Anything but

Anything but
Anything A"ny*thing, n. 1. Any object, act, state, event, or fact whatever; thing of any kind; something or other; aught; as, I would not do it for anything. [1913 Webster]

Did you ever know of anything so unlucky? --A. Trollope. [1913 Webster]

They do not know that anything is amiss with them. --W. G. Sumner. [1913 Webster]

2. Expressing an indefinite comparison; -- with as or like. [Colloq. or Lowx] [1913 Webster]

I fear your girl will grow as proud as anything. --Richardson. [1913 Webster]

Note: Any thing, written as two words, is now commonly used in contradistinction to any person or anybody.
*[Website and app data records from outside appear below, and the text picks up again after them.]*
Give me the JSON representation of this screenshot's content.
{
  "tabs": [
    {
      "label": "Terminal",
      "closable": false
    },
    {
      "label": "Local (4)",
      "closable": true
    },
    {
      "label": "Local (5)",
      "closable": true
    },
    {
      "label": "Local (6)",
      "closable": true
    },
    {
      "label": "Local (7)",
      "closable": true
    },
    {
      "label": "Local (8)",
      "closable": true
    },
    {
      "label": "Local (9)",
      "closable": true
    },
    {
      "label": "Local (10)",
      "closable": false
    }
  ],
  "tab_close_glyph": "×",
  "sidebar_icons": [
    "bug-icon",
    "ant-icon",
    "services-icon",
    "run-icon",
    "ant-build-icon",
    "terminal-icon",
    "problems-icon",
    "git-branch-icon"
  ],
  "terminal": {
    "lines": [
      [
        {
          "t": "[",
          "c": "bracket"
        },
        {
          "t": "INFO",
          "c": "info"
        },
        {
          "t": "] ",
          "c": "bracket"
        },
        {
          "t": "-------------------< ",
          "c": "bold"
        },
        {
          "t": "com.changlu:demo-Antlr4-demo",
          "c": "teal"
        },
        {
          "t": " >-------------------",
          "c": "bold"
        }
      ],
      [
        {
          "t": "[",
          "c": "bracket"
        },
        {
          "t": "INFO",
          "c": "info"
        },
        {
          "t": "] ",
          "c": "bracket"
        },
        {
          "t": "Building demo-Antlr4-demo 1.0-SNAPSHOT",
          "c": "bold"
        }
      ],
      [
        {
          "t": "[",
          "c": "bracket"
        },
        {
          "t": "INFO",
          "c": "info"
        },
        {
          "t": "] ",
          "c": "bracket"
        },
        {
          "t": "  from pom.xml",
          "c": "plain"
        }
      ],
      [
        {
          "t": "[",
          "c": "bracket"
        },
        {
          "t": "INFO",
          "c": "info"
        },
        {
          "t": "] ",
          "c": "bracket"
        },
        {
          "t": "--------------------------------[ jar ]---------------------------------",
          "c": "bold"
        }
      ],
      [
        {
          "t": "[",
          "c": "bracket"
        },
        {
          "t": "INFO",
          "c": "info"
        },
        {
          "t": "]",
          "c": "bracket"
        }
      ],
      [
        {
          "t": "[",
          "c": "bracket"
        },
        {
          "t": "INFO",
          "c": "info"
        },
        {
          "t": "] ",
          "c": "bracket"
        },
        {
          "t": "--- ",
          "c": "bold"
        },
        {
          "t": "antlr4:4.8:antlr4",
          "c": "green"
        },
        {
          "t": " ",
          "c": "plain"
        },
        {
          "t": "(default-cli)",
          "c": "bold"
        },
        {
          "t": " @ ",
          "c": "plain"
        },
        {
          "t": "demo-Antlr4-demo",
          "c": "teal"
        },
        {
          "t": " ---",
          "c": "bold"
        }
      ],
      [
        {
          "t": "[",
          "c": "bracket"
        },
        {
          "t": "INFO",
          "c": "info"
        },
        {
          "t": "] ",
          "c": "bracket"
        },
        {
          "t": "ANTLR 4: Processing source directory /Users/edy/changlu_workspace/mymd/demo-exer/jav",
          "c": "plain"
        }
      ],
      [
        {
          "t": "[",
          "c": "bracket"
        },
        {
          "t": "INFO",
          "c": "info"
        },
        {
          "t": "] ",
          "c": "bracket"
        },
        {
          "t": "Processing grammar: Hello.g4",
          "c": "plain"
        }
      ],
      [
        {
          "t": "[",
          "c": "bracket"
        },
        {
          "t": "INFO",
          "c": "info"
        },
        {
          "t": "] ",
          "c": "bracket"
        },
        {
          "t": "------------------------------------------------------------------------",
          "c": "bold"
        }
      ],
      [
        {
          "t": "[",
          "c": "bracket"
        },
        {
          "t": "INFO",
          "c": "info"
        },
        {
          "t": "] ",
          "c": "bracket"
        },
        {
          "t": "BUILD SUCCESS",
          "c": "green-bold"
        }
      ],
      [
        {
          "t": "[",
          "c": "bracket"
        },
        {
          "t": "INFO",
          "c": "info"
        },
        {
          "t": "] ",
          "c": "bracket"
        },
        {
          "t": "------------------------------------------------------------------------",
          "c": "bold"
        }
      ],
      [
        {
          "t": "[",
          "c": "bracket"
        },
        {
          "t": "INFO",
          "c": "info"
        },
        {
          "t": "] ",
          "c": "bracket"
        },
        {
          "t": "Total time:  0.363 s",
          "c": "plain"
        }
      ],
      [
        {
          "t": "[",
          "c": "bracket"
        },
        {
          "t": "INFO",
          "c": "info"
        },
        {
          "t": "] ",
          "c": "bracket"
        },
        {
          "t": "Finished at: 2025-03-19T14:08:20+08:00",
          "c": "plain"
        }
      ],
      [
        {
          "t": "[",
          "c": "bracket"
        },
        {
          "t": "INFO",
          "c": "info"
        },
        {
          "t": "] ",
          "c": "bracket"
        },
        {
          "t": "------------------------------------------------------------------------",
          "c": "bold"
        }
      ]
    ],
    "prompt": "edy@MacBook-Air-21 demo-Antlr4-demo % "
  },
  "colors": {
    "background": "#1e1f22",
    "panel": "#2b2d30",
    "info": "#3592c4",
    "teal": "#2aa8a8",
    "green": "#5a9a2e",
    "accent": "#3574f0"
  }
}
Formerly it was also separated when used in the wider sense. ``Necessity drove them to undertake any thing and venture any thing.'' --De Foe. [1913 Webster]

{Anything but}, not at all or in any respect. ``The battle was a rare one, and the victory anything but secure.'' --Hawthorne.

{Anything like}, in any respect; at all; as, I can not give anything like a fair sketch of his trials. [1913 Webster]

The Collaborative International Dictionary of English. 2000.